Posts for the Topic note-taking and reading

We asked students and learning specialists to share their best tips, tricks and tools for university students. Browse through the articles for new strategies and perspective. Use the filters to find content that works for you.

A beginner's guide to note-taking

Student sitting at a desk using a computer

The outline method is one of the most commonly used note-taking methods for university students. In fact, it’s possible you’re already using it! The outline method is easy to use and adjust for different purposes — taking lectures notes, reading notes and studying.

5 steps to get the most out of your next reading

Four students sitting at a table and working on laptops

Are you finding academic readings challenging? Do you feel like you’re not getting the most out of them? There’s a strategy you can try to help with this. The acronym is SQ3R — it stands for survey, question, read, recite and review. Let’s take a deep dive into each step.

5 steps to improve your notes with the Cornell method

Two students in a classroom, one is writing in the chalkboard and one is working at a laptop.

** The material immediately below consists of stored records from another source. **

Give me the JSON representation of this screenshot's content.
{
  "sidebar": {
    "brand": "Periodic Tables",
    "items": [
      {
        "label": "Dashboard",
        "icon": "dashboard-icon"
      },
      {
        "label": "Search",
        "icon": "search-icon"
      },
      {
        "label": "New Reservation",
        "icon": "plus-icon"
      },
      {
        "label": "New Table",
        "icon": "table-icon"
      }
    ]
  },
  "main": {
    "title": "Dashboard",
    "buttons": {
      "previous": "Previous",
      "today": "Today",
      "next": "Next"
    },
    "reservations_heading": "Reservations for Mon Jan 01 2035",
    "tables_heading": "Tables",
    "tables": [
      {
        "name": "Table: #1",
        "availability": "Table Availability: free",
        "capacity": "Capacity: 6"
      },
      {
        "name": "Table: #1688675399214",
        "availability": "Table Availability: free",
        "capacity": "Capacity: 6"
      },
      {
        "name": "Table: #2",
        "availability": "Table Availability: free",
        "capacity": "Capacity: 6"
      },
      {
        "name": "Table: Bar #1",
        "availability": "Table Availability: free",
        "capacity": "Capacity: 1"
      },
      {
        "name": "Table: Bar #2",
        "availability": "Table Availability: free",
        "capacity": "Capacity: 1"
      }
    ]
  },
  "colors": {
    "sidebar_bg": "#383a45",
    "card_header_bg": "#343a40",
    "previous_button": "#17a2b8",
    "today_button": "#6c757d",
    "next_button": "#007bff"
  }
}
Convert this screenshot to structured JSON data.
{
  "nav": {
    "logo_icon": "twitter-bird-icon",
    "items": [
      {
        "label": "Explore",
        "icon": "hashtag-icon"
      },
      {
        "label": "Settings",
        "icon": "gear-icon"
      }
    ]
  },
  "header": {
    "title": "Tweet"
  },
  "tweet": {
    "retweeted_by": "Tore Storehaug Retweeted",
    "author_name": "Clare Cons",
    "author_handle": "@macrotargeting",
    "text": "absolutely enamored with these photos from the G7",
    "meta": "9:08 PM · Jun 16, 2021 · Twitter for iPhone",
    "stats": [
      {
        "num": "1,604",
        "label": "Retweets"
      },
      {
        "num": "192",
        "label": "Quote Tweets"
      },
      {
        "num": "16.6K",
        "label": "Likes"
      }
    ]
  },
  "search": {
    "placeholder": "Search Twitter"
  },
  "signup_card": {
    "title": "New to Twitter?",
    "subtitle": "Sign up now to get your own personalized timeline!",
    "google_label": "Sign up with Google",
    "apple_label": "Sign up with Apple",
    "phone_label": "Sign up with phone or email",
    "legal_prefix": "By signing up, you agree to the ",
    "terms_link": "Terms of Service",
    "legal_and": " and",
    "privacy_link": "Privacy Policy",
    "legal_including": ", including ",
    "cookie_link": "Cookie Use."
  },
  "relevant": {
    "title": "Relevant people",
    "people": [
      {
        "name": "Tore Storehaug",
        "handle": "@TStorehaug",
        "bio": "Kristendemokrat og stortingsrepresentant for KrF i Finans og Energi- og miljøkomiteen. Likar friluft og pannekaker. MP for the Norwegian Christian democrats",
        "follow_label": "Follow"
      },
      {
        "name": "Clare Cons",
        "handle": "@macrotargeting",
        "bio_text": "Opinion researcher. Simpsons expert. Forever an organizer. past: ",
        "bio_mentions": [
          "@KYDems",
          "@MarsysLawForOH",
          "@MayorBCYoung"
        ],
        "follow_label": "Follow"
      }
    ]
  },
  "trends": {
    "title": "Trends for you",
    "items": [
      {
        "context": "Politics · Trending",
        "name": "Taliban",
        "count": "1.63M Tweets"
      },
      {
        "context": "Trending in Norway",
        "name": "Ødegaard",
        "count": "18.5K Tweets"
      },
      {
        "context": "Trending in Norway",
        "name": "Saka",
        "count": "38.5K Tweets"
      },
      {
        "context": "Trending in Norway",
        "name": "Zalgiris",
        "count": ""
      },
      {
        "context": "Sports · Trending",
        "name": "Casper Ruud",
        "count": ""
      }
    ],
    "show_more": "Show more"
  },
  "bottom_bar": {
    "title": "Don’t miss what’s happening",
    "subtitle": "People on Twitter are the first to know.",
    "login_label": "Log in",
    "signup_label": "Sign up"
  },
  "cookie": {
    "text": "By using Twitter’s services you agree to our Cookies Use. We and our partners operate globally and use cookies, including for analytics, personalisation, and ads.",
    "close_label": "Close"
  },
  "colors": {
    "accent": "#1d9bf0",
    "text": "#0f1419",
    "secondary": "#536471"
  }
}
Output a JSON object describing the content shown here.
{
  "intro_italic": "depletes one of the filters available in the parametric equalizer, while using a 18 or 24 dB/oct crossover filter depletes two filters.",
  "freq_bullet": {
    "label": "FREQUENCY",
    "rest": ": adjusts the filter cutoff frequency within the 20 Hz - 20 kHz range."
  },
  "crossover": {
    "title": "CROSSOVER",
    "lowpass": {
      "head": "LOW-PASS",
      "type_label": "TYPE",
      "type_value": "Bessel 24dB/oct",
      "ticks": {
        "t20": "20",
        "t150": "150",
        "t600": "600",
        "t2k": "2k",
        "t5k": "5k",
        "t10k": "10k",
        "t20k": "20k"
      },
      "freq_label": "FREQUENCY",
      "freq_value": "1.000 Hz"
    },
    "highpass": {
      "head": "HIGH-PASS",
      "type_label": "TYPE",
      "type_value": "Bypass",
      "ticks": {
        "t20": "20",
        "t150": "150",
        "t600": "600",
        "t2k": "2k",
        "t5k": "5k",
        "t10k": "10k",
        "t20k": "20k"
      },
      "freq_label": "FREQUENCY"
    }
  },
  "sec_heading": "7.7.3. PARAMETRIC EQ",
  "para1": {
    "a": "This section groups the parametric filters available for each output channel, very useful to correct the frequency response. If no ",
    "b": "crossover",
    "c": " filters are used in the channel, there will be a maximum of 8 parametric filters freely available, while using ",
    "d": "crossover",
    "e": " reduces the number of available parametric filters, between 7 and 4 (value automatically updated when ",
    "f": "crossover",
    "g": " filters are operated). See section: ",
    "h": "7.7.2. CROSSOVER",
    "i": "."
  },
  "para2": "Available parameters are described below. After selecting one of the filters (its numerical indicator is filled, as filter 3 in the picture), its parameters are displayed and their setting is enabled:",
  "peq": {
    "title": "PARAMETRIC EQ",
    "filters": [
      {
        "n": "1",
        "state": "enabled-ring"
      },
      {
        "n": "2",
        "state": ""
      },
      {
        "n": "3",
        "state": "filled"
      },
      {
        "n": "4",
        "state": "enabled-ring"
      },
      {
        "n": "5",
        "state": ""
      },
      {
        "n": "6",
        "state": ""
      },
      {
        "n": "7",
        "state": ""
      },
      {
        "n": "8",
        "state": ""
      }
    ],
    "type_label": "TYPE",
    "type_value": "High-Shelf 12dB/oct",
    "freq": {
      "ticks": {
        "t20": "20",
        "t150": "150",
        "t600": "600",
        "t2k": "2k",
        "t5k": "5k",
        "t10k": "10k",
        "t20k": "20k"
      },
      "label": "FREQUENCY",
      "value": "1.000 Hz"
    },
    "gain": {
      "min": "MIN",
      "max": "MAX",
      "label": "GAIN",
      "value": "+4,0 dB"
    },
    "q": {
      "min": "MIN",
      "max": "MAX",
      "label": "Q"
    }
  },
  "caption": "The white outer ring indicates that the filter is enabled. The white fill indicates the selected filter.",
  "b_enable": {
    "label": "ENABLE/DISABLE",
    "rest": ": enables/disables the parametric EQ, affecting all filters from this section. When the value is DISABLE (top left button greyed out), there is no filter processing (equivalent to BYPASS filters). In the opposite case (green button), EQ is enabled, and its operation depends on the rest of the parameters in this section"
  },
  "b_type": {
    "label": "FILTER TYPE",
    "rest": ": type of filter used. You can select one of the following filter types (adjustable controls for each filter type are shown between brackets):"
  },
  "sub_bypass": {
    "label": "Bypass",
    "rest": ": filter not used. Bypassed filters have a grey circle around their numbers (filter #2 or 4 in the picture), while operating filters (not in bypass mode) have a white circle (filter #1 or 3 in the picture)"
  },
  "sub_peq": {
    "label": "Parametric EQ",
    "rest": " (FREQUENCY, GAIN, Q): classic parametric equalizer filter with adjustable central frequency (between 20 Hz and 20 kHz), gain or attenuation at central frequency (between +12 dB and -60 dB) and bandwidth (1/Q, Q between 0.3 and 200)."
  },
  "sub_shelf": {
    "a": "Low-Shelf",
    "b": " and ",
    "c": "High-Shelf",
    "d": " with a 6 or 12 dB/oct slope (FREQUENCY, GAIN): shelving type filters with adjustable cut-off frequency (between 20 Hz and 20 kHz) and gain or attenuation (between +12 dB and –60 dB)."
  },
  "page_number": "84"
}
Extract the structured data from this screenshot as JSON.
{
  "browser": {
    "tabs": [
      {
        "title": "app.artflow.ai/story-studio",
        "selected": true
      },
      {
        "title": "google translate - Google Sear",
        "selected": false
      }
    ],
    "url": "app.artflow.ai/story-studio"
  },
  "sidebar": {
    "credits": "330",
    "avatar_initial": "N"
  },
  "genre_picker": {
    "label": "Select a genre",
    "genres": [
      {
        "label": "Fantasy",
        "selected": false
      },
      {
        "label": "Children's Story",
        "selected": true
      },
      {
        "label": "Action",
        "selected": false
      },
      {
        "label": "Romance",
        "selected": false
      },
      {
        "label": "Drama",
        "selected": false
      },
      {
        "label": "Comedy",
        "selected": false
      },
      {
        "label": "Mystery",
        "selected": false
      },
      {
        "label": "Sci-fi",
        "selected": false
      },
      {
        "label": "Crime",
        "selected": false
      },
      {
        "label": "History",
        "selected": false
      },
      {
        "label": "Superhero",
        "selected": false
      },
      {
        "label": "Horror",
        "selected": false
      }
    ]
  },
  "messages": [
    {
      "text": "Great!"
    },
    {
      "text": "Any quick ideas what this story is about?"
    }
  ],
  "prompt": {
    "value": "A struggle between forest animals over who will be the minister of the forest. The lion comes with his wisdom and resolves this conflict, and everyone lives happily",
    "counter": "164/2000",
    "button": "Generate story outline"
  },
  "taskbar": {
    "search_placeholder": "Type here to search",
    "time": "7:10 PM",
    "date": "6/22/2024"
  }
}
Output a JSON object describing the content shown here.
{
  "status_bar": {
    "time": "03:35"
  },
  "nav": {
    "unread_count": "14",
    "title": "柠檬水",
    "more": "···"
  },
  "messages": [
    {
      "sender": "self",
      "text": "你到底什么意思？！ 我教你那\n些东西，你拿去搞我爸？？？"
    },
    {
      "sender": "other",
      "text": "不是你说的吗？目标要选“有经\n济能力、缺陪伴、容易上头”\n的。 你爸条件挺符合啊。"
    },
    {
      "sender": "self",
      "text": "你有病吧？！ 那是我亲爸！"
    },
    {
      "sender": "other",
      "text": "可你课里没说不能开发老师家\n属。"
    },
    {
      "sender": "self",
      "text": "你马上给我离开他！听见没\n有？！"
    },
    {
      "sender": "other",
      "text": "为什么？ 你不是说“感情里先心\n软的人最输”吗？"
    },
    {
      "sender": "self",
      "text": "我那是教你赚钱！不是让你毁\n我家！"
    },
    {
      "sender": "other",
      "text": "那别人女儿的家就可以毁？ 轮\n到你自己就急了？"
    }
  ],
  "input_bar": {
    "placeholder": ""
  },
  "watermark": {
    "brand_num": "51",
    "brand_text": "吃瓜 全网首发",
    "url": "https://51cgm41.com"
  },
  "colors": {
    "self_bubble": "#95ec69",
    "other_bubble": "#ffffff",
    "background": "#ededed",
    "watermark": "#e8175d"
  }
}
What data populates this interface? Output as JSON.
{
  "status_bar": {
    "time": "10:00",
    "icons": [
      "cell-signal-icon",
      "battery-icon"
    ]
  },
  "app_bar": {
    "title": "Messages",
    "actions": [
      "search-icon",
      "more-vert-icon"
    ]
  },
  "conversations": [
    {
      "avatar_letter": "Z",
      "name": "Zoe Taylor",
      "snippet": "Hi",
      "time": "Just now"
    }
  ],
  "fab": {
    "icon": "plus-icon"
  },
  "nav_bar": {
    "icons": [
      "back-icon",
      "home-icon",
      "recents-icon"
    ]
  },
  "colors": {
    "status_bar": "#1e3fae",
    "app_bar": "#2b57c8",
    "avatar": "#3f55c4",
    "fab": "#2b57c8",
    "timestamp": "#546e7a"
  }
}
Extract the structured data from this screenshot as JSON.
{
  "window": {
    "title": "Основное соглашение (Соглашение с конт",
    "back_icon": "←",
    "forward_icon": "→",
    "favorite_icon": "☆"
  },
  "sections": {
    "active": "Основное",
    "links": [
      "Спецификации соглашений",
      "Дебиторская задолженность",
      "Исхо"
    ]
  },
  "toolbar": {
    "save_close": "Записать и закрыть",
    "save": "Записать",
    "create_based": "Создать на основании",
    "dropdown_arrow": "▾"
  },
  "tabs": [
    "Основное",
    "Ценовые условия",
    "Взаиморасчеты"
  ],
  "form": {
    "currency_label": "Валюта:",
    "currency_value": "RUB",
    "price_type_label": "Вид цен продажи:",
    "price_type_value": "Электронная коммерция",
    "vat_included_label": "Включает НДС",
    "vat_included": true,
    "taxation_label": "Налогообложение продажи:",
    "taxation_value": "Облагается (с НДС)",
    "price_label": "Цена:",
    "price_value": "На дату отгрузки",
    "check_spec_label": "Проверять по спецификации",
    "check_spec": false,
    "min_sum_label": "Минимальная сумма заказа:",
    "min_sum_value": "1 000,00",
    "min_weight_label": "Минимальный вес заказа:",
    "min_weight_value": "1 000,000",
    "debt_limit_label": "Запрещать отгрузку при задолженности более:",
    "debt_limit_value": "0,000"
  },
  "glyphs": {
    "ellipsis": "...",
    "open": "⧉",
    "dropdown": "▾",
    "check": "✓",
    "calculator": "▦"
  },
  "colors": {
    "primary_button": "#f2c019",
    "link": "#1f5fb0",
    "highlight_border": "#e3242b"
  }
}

What’s the Cornell note-taking method? 

The Cornell note-taking method is a system for taking and organizing notes before, during and after the lecture. With three separate and clear sections, it is easy to keep your notes organized for preview and review

Concept mapping: A powerful tool for note-taking

Five students in a louge space all studying individually.

You may have used a concept map in a class project, or to take notes  but are you using this tool to its full potential? Concept mapping can help you develop knowledge structures, assess your understanding of content and review for exams.

How to take better notes

A group of students in a lecture hall on campus listening to a professor and taking notes.

What does good note-taking for university lectures look like? There’s more to it than showing up and jotting down a few key phrases from your prof. Follow these tips to focus your attention in lectures, retain information, and make reviewing your notes easier.

What to listen for in lectures

Students in a lecture hall listening to a professor.

There’s a lot of content in university lectures. It’s important to learn how to take cues to determining what’s important to record in your notes. People don’t instinctively listen well, but it’s a skill that anyone can develop using these steps.